Following up on my post of some days ago on Europe’s efforts to harmonise bank capital, it dawned upon me that this harmonisation plan will probably not go well.
Today, Danièle Nouy confirmed there will be a consultation on ECB’s efforts to harmonise Options and National Discretions (ONDs) in the CRR.
Consultation, consultation, consultation.
Mind you, this if the n-th consultation on EU bank capital.
The first consultations on post-GFC bank capital rules were in 2009 and in 2010. Whatever happened with consultations one and two is unclear. The EC drafted CRDIV/CRR basically on its own. It published a first version in the summer 2011. It took two full years to agree on the final directive and regulation, which entered into force in 2014.
The Danish Compromise: protecting banks that hold shares in insurance companies.

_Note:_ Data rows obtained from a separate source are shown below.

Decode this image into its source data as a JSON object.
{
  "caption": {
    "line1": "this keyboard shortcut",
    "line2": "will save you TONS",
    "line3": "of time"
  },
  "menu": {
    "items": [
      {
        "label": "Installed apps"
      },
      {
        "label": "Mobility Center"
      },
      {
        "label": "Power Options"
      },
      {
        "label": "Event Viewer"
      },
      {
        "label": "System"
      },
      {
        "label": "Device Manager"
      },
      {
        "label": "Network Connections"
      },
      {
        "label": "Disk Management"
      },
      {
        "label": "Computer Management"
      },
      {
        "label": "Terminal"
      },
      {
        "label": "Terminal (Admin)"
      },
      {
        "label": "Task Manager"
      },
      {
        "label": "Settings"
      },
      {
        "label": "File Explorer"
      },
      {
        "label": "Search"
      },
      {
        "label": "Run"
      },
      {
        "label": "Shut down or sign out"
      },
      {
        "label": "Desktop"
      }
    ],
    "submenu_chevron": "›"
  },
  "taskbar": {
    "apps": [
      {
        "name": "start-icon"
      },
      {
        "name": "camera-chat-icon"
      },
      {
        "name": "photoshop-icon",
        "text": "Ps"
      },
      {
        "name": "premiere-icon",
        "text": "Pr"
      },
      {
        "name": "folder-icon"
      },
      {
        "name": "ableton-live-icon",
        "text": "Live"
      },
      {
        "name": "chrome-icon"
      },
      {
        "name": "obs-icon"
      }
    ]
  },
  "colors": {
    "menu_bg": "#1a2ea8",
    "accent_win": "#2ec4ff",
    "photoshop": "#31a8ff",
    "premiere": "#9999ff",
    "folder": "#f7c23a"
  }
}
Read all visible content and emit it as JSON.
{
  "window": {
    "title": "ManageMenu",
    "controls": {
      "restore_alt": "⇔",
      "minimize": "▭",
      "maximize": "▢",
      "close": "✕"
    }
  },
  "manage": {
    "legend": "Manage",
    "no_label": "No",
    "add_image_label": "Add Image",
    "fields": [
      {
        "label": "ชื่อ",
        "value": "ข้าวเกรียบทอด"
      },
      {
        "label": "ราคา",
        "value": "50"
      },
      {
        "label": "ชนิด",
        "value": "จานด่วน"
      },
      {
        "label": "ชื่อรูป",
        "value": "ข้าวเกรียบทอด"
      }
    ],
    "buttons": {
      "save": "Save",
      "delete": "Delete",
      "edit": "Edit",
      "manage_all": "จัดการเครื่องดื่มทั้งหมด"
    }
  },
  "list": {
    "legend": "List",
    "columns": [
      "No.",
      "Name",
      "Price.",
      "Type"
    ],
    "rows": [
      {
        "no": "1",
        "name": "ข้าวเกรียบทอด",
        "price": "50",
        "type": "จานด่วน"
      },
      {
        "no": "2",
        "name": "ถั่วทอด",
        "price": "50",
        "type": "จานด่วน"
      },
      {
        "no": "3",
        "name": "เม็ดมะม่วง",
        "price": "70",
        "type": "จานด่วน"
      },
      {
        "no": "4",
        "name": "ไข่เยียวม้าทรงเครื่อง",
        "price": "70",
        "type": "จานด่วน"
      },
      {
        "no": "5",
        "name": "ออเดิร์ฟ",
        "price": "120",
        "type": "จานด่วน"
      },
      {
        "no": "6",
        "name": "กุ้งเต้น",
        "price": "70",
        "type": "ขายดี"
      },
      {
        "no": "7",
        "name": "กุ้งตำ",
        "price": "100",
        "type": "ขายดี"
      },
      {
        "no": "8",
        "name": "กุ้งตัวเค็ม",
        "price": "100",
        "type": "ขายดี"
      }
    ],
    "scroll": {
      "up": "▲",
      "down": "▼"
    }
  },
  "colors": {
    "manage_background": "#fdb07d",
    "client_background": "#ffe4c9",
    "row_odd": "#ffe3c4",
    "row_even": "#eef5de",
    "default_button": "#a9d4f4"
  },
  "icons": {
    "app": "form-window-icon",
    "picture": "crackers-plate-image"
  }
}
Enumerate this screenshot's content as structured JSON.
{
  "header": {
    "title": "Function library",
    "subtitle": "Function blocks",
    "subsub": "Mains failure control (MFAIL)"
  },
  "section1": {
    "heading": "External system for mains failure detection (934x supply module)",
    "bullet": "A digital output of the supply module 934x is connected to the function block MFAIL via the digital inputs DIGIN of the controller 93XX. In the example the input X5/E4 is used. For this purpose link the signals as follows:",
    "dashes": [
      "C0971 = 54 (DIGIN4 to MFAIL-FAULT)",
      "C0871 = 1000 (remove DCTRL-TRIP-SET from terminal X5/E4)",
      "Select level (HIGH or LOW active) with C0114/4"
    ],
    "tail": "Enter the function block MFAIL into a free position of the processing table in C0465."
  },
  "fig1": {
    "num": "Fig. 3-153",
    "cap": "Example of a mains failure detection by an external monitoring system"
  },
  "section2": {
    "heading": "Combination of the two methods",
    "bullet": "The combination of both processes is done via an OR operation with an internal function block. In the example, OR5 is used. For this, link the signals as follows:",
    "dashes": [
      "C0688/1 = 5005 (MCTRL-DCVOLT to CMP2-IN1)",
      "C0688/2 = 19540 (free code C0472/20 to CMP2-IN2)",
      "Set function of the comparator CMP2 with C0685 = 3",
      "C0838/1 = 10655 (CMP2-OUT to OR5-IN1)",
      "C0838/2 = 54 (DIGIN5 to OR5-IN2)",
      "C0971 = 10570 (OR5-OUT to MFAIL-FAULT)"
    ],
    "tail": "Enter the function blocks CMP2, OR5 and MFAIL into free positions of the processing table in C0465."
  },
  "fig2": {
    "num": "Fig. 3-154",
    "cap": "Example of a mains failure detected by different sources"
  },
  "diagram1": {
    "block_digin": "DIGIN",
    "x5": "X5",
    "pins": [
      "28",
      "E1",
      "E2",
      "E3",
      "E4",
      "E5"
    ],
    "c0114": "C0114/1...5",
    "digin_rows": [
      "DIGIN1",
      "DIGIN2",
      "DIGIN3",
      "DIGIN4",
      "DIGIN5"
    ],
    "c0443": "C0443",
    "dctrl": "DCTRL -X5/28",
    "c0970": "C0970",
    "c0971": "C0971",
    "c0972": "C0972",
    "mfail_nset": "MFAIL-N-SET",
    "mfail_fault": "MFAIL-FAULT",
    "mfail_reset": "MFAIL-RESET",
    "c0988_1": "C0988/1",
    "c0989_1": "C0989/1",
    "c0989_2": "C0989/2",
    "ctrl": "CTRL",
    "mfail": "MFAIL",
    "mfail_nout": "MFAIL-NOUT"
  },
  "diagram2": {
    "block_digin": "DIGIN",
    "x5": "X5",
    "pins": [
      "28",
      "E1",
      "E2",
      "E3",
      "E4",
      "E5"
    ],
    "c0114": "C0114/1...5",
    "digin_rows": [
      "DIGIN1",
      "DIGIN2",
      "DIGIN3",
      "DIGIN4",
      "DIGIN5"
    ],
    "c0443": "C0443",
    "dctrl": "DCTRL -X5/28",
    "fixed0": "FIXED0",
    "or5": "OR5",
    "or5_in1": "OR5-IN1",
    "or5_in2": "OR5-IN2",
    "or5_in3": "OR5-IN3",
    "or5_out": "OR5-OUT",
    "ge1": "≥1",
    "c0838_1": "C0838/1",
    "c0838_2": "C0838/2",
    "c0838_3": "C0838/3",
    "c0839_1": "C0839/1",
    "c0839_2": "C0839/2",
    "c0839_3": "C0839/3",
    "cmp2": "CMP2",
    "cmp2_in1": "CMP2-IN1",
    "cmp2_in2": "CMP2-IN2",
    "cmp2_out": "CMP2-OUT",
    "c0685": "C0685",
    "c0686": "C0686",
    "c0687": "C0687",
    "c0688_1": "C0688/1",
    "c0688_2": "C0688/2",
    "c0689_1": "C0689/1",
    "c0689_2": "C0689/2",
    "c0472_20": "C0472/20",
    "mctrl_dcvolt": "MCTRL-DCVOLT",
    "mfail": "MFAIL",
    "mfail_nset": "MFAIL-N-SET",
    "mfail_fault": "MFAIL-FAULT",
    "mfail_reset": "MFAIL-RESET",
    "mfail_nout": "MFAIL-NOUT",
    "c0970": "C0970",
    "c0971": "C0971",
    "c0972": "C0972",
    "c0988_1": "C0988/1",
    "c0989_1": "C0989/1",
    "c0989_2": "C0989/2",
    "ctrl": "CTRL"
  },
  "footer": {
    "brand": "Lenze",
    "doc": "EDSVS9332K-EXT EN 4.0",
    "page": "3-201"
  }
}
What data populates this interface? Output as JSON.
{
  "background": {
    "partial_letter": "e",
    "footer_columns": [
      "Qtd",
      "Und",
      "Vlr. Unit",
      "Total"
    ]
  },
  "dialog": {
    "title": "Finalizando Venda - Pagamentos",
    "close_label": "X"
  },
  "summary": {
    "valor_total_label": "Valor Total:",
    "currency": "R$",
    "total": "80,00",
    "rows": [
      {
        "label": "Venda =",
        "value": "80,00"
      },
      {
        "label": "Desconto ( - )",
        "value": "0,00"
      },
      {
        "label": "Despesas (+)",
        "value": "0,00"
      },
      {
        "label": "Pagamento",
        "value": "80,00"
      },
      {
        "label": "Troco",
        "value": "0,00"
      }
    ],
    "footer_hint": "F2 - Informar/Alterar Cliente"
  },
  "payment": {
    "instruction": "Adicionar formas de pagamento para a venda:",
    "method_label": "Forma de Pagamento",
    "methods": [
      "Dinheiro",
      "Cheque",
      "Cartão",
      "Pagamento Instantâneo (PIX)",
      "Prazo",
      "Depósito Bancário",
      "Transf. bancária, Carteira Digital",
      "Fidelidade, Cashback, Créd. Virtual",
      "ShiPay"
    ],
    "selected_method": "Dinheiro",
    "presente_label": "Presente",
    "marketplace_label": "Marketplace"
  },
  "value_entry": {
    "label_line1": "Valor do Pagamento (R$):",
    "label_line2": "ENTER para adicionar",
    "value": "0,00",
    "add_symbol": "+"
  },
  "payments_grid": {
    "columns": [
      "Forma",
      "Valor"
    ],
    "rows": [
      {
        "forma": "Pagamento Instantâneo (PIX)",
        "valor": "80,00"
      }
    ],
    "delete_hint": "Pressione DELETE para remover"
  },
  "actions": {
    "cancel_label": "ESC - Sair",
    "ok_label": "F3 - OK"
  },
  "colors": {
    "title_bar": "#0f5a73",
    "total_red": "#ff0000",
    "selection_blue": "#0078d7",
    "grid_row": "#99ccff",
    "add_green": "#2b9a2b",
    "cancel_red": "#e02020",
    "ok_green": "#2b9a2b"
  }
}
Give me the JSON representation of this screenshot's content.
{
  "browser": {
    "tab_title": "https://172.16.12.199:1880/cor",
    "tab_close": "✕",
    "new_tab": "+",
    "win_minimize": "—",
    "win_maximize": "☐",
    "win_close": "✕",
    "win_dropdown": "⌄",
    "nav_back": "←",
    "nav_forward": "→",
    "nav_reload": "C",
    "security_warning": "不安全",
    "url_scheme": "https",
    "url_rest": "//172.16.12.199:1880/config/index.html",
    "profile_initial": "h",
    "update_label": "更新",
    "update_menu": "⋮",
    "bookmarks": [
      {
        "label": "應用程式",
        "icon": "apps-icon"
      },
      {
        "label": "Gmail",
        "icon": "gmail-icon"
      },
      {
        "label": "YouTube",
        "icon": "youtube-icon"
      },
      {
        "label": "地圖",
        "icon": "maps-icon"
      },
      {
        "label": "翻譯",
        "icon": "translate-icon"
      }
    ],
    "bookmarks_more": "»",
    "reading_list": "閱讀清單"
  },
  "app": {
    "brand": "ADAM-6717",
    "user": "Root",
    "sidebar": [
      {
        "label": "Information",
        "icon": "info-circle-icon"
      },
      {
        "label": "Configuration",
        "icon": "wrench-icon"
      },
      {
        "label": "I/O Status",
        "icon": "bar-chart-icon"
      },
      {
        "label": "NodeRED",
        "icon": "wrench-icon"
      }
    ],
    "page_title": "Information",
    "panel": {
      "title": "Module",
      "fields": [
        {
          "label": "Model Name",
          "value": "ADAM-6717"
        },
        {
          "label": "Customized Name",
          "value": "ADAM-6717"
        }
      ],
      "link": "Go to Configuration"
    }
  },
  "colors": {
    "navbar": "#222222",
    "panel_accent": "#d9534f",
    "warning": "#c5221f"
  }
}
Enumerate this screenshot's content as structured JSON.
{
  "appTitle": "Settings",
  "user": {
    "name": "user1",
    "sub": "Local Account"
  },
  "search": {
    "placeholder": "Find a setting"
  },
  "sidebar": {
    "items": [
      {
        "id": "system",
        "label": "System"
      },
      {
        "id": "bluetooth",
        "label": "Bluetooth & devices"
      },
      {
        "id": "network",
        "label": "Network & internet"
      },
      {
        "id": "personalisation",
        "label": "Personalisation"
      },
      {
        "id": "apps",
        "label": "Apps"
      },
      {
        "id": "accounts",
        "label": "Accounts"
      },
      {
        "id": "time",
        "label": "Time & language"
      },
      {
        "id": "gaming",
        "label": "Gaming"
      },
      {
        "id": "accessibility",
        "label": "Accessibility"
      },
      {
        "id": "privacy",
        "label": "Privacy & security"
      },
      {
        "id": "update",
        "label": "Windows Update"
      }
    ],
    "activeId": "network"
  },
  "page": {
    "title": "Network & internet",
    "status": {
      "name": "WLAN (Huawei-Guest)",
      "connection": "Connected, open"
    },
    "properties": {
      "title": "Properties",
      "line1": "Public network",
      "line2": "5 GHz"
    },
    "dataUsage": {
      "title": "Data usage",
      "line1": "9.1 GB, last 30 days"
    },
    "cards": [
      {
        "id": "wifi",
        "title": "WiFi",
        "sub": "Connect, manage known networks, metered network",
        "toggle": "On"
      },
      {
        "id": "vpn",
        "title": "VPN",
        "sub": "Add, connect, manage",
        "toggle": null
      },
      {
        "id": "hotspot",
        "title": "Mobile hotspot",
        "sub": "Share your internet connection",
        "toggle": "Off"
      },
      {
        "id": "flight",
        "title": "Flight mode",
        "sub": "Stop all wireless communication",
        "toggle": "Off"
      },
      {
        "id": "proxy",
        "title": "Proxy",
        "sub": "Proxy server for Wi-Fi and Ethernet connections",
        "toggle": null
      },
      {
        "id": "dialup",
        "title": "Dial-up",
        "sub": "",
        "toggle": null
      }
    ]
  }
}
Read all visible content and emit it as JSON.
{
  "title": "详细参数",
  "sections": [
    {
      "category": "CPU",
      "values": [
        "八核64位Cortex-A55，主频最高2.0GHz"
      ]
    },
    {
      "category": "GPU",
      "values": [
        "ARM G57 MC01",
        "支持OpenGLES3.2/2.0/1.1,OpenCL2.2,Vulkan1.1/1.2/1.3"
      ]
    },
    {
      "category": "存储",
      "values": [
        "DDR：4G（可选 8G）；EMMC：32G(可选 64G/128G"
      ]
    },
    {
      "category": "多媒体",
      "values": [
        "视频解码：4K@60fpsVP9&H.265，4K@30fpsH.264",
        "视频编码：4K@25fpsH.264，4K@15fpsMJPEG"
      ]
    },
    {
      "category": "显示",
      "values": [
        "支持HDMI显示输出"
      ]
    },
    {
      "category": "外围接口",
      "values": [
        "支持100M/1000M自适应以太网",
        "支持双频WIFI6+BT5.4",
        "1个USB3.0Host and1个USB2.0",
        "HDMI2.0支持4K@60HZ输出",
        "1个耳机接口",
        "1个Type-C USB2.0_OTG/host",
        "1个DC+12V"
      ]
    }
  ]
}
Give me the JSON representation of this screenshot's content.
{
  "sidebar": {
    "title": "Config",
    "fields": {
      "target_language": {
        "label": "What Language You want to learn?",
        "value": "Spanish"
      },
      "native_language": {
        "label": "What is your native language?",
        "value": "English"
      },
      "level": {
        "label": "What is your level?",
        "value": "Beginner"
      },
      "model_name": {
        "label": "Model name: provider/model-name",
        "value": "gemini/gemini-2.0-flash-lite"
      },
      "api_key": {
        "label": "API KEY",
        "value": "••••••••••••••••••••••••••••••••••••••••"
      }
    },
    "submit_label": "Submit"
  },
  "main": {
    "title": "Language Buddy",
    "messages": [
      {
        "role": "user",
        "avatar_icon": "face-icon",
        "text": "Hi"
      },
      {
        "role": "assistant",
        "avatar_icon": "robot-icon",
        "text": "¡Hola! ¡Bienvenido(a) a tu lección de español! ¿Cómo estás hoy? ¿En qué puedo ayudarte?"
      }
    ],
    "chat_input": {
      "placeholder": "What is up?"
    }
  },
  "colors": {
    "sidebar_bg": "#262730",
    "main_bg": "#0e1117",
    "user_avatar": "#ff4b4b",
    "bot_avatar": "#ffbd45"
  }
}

One reason why it took so long to agree on the final texts was CRR Article 49, which exempts banks from deducting holdings in insurance companies. This exemption is a significant departure from the Basel III rules text. Obviously, the Basel Committee took notice and used the exemption to support a materially non-compliant verdict on Europe’s implementation of Basel III, thus provoking a fuming response from Michel Barnier.
At some point in 2011, the EC realized that the rule that exempts banks from deducting insurance holdings would make it look bad. The Commission feared that the world would view Europe as not being sufficiently tough on banks.
Here is where a third consultation comes into play: In 2011 the Joint Committee of European supervisory authorities (EBA, EIOPA, ESMA) launched an initiative to toughen the capital standards for banks through a back-door: via the capital rules for Financial Conglomerates (Ficod). The Joint Committee wrote a standard that would strengthen the capital requirements for Financial Conglomerates significantly, thus forcing banks that owned insurance companies to hold more capital. This standard was consulted in 2012, and I wrote about it a couple of times.
Although relevant Article 9 of the standard appears to have “bite”, I never heard anyone complaining about it. In light of today’s discussion on harmonising bank capital rules, it has probably become unenforceable or irrelevant.
Consultation number 4
Barely eighteen months after the entry into force of the CRR, the EC released a consultation on the effects of CRD IV on bank lending. The consultation invites respondents to offer suggestions for improvement. This is laudable, however, with the ECB executing its own harmonisation project, one wonders what will happen with this consultation. I dutifully submitted my answers two weeks ago, so it is early days to speculate on the outcomes.
Déjà vu all over again?
The ECB will now consult, again. However, things are not looking good. It is not only about the rift between the EBA and the ECB on whose prerogative it is to change the CRR – on which I wrote earlier.
More importantly is that it is Déjà vu all over again, as Danièle Nouy confirmed yesterday: “Regarding the so-called Danish compromise… we were very split, almost 50/50, but one camp was a little bit more than 50, the camp that wanted to keep it, so for the time being it’s still there” she said.
Here you have it: with softening attitudes toward banks, and banks meeting Basel III capital requirements years ahead of schedule, why would the ECB succeed where EBA, EIOPA, ESMA, EC, and the European Parliament failed only two years ago?